◆ **Action item**: I'd like every record given again exactly, please.

____ Records for this task

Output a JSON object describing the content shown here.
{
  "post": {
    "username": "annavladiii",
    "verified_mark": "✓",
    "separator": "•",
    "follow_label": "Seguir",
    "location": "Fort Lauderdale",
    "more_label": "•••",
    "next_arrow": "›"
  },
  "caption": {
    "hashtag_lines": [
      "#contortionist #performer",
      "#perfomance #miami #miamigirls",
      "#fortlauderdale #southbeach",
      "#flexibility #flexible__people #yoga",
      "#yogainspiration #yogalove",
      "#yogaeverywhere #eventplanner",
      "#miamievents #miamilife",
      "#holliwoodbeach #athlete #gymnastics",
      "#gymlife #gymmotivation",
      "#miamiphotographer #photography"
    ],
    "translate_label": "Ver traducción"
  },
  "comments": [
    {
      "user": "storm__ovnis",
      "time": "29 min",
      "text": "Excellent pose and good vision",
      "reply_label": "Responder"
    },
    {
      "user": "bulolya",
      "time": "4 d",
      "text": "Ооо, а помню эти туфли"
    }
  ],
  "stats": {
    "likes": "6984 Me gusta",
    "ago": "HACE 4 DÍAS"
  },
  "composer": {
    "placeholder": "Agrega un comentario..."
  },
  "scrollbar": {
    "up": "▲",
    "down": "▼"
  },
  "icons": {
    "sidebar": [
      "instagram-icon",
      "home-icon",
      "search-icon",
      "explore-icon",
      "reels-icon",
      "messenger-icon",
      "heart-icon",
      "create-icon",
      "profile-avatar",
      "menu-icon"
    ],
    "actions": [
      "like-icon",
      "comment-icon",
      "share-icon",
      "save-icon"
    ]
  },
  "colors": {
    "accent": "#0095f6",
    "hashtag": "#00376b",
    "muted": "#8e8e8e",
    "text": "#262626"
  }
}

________

◆ **Task response**:
Output a JSON object describing the content shown here.
{
  "post": {
    "username": "annavladiii",
    "verified_mark": "✓",
    "separator": "•",
    "follow_label": "Seguir",
    "location": "Fort Lauderdale",
    "more_label": "•••",
    "next_arrow": "›"
  },
  "caption": {
    "hashtag_lines": [
      "#contortionist #performer",
      "#perfomance #miami #miamigirls",
      "#fortlauderdale #southbeach",
      "#flexibility #flexible__people #yoga",
      "#yogainspiration #yogalove",
      "#yogaeverywhere #eventplanner",
      "#miamievents #miamilife",
      "#holliwoodbeach #athlete #gymnastics",
      "#gymlife #gymmotivation",
      "#miamiphotographer #photography"
    ],
    "translate_label": "Ver traducción"
  },
  "comments": [
    {
      "user": "storm__ovnis",
      "time": "29 min",
      "text": "Excellent pose and good vision",
      "reply_label": "Responder"
    },
    {
      "user": "bulolya",
      "time": "4 d",
      "text": "Ооо, а помню эти туфли"
    }
  ],
  "stats": {
    "likes": "6984 Me gusta",
    "ago": "HACE 4 DÍAS"
  },
  "composer": {
    "placeholder": "Agrega un comentario..."
  },
  "scrollbar": {
    "up": "▲",
    "down": "▼"
  },
  "icons": {
    "sidebar": [
      "instagram-icon",
      "home-icon",
      "search-icon",
      "explore-icon",
      "reels-icon",
      "messenger-icon",
      "heart-icon",
      "create-icon",
      "profile-avatar",
      "menu-icon"
    ],
    "actions": [
      "like-icon",
      "comment-icon",
      "share-icon",
      "save-icon"
    ]
  },
  "colors": {
    "accent": "#0095f6",
    "hashtag": "#00376b",
    "muted": "#8e8e8e",
    "text": "#262626"
  }
}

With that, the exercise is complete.